By: Bruce H. Schoumacher - Querrey & Harrow, Ltd., Chicago
March 2, 2015
In a recent case, the Illinois Appellate Court instructed a general contractor to pay a sub-subcontractor for work performed by the sub-subcontractor for the project even though the general contractor did not have a contract with the sub-subcontractor. C. Szabo Contracting, Inc. v. Lorig Construction Co., 2014 IL App (2d) 131328. This case is significant because most often the Illinois courts deny payment to the sub-subcontractor under such circumstances.
Sometimes, the owner may not pay the general contractor or the general contractor may be paid by the owner, but the general contractor does not pay its subcontractor. As a result, sub-subcontractors or vendors of the subcontractor are not paid and they attempt to collect payment from the owner or general contractor. However, the Illinois courts usually deny the sub-subcontractor payment claims because the sub-subcontractor contracted with the sub-contractor for services or material and not the owner or general contractor. The courts deny such claims under various legal theories, frequently because there was no privity of contract between the owner or general contractor and sub-subcontractor.
In C. Szabo Contracting, the general contractor had contracted with the subcontractor to install storm sewers and perform other work for a highway project. Subsequently, the contract was amended to require the subcontractor to install sewers using pipe-jacking or tunneling. The subcontractor then hired the sub-subcontractor to do the pipe-jacking.
The work was performed, including the pipe-jacking. However, the general contractor never paid the subcontractor or sub-subcontractor for their work. Accordingly, the sub-subcontractor sued the general contractor for payment. The trial court entered judgment for the sub-subcontractor and the general contractor appealed.
On appeal, the appellate court rejected the trial court’s reasons for ordering the general contractor to pay the sub-subcontractor.

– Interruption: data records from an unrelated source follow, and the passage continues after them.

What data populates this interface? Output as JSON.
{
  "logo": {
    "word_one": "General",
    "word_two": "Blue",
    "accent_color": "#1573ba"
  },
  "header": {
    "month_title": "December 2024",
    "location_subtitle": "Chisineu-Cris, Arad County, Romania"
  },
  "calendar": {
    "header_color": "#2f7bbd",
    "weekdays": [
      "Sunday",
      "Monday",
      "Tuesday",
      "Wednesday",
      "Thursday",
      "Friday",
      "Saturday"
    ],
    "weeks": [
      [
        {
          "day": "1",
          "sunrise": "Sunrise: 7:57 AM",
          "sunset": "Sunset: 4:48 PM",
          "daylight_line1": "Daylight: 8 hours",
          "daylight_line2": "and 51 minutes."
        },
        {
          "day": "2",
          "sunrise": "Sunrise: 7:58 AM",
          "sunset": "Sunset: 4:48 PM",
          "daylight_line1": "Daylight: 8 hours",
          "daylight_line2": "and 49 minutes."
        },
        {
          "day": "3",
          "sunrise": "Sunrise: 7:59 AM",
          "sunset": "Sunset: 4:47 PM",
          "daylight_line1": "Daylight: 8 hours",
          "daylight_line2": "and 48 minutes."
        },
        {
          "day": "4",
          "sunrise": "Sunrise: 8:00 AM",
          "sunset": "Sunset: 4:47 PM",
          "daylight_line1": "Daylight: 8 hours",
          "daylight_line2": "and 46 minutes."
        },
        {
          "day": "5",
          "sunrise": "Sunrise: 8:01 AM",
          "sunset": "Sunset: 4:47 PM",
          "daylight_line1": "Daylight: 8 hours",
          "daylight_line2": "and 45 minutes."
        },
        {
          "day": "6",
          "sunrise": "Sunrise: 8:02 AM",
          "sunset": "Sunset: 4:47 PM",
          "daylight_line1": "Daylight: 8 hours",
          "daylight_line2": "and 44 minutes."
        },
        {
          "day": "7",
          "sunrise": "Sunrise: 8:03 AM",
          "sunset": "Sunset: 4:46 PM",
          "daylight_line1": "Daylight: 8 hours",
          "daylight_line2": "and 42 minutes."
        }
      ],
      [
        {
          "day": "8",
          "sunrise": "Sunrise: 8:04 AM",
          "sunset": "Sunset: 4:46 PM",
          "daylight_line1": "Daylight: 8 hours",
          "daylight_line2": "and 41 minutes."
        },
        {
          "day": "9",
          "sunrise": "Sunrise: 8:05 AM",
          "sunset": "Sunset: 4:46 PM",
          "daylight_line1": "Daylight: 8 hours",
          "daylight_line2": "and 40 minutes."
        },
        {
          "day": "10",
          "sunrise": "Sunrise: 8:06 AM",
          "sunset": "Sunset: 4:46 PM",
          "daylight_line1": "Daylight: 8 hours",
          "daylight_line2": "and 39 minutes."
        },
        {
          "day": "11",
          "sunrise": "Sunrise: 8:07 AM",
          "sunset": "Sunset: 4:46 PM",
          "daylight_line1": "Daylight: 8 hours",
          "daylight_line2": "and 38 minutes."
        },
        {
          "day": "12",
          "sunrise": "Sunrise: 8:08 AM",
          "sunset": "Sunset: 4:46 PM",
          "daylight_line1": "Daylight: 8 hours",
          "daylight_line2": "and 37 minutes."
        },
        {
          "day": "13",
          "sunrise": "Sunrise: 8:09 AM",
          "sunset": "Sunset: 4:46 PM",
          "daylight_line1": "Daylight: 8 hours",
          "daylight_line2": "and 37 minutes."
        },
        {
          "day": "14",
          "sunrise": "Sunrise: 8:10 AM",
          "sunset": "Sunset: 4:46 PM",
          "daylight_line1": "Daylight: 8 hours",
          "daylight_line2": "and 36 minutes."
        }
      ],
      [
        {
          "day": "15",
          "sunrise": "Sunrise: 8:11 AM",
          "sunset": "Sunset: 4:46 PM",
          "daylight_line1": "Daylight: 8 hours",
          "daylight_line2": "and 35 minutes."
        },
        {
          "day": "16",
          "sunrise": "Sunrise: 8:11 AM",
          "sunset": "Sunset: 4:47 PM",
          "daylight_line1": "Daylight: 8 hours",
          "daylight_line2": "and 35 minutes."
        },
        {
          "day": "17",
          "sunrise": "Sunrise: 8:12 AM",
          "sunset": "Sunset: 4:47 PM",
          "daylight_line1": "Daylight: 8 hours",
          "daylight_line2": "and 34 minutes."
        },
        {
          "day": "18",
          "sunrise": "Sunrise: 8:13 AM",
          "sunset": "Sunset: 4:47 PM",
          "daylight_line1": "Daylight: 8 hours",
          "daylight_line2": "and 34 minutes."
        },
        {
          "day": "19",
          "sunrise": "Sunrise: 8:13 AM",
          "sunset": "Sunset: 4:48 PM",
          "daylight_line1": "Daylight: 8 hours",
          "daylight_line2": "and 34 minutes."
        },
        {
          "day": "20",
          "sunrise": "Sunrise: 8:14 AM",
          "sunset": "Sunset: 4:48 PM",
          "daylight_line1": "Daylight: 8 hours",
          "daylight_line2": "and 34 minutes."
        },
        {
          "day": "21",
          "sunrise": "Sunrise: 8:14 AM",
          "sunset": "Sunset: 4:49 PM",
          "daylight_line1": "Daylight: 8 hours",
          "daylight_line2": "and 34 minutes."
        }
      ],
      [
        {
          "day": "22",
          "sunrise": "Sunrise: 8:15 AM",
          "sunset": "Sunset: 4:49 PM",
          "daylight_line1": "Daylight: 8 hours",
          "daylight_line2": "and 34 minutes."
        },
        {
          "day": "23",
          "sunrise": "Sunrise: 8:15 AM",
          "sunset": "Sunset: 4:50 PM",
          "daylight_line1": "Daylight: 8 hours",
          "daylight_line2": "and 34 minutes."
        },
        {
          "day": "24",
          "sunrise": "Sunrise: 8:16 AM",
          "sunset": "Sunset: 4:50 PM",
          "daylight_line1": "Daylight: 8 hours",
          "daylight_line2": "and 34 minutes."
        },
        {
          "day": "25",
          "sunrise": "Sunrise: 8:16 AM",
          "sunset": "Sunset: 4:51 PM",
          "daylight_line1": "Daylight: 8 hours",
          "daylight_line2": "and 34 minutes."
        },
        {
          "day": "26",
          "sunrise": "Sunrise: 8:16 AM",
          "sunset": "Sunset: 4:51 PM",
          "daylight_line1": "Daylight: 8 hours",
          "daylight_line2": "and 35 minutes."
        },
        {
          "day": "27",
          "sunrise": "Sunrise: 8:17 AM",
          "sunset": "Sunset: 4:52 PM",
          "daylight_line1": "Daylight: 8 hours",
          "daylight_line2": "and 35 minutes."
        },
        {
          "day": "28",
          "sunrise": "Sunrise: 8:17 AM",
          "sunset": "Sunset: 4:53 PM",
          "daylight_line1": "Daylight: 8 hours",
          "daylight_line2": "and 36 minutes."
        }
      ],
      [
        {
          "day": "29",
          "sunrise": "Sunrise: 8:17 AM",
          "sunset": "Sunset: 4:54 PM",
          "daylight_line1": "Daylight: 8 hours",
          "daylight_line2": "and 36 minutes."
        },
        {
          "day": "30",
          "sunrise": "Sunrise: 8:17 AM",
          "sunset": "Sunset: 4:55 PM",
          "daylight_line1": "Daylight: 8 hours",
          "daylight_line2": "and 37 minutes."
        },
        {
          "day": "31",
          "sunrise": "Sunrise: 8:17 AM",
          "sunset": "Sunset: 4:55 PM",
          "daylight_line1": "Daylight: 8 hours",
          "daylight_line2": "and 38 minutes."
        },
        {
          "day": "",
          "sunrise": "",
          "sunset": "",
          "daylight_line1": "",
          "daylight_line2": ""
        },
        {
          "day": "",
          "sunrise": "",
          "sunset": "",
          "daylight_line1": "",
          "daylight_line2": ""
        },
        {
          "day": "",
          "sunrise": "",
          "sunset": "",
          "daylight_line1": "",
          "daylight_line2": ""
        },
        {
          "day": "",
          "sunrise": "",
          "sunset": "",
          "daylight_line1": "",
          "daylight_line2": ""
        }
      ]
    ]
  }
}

The appellate court, however, analyzed whether it could affirm the finding for the sub-subcontractor relying on the legal theory of “unjust enrichment.”
At the outset, the appellate court noted that no Illinois case had held that a sub-subcontractor could seek payment from a general contractor for work performed under a subcontract where the general contractor “requested and received a benefit, but has paid no one for it.” Mere knowledge that the work was being performed was insufficient. The general contractor must specifically request performance in order for court to find the general contractor liable to the sub-subcontractor for payment. Further, the court ruled that the general contractor could not be held liable if it had already paid the subcontractor for the sub-subcontractor’s work.
The appellate court then looked at the facts. It concluded that the general contractor had requested the specific work and that it had been performed. Further, the court that the charge was the price agreed to by the general contractor. Finally, the appellate court noted the general contractor had not been paid the subcontractor, so there was no risk of double payment for the payment for the same work. Thus, the court found in favor of the sub-subcontractor and affirmed the judgment of the trial court.Air Jordanlatest Running | Nike Shoes